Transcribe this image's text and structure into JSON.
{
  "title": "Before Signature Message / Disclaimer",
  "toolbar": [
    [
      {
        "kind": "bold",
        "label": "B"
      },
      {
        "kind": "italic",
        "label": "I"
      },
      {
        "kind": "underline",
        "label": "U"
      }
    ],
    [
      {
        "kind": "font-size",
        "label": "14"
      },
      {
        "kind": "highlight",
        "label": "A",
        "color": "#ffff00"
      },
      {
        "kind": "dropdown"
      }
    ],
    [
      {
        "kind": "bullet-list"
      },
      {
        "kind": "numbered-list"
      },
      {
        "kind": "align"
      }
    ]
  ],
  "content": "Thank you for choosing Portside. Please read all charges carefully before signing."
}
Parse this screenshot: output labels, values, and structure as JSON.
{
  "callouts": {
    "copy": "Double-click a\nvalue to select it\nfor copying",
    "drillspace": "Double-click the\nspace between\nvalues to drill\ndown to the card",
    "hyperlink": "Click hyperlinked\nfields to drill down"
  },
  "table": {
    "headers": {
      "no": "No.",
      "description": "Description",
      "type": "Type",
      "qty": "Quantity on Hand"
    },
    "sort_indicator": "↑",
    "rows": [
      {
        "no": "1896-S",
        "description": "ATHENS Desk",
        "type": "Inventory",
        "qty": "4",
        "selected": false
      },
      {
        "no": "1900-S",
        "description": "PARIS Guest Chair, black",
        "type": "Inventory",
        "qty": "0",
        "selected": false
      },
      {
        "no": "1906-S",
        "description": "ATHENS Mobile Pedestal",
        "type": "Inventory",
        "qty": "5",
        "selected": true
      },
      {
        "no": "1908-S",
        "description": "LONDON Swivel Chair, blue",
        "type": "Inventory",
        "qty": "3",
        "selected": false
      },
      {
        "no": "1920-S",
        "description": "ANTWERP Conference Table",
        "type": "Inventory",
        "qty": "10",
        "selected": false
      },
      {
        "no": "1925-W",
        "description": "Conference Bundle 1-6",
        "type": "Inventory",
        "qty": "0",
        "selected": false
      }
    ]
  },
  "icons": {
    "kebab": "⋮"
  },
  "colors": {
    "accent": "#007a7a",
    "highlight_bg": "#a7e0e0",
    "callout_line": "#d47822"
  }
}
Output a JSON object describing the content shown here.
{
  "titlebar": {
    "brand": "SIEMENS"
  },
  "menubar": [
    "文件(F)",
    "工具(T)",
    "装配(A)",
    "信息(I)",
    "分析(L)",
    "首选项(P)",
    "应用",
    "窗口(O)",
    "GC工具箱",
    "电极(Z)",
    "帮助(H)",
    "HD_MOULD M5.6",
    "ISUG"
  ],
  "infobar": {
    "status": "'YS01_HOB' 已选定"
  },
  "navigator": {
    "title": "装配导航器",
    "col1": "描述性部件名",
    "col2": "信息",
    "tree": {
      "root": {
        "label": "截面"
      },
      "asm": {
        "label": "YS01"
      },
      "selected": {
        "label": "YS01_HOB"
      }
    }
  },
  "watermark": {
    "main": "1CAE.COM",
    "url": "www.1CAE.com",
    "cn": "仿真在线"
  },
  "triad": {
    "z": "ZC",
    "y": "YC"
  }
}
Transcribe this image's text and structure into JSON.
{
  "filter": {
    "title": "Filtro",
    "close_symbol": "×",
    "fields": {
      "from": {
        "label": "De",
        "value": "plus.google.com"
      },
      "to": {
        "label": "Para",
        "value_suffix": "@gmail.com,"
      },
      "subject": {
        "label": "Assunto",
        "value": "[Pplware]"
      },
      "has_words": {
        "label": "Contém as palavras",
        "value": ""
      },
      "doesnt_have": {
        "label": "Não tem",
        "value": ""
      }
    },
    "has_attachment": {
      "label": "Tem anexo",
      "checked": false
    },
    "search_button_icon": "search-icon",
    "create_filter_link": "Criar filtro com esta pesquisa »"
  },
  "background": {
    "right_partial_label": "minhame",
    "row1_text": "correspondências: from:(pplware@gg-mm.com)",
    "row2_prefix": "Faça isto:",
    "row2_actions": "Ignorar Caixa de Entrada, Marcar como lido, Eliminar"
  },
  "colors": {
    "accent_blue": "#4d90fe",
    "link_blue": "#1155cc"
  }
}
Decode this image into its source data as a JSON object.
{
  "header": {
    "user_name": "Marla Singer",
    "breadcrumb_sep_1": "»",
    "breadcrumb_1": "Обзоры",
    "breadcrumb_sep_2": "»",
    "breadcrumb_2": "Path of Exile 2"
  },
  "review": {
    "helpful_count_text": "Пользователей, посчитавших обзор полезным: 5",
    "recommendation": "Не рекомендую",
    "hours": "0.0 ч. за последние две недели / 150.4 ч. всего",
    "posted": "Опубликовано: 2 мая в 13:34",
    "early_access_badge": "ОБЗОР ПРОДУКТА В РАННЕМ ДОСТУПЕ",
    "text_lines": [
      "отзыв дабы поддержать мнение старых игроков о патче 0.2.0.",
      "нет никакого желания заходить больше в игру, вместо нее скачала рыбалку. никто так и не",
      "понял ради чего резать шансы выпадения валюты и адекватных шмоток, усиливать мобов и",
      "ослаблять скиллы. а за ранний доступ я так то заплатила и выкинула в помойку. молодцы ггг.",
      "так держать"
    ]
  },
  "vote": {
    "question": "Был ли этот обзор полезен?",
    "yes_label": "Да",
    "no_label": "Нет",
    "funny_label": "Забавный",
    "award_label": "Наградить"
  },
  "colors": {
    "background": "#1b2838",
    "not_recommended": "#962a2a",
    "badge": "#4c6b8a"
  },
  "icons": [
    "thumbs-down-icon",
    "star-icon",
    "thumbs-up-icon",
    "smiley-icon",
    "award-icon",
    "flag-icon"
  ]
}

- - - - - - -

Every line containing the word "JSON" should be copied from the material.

> **Response for this exercise**:
Transcribe this image's text and structure into JSON.
Parse this screenshot: output labels, values, and structure as JSON.
Output a JSON object describing the content shown here.
Transcribe this image's text and structure into JSON.
Decode this image into its source data as a JSON object.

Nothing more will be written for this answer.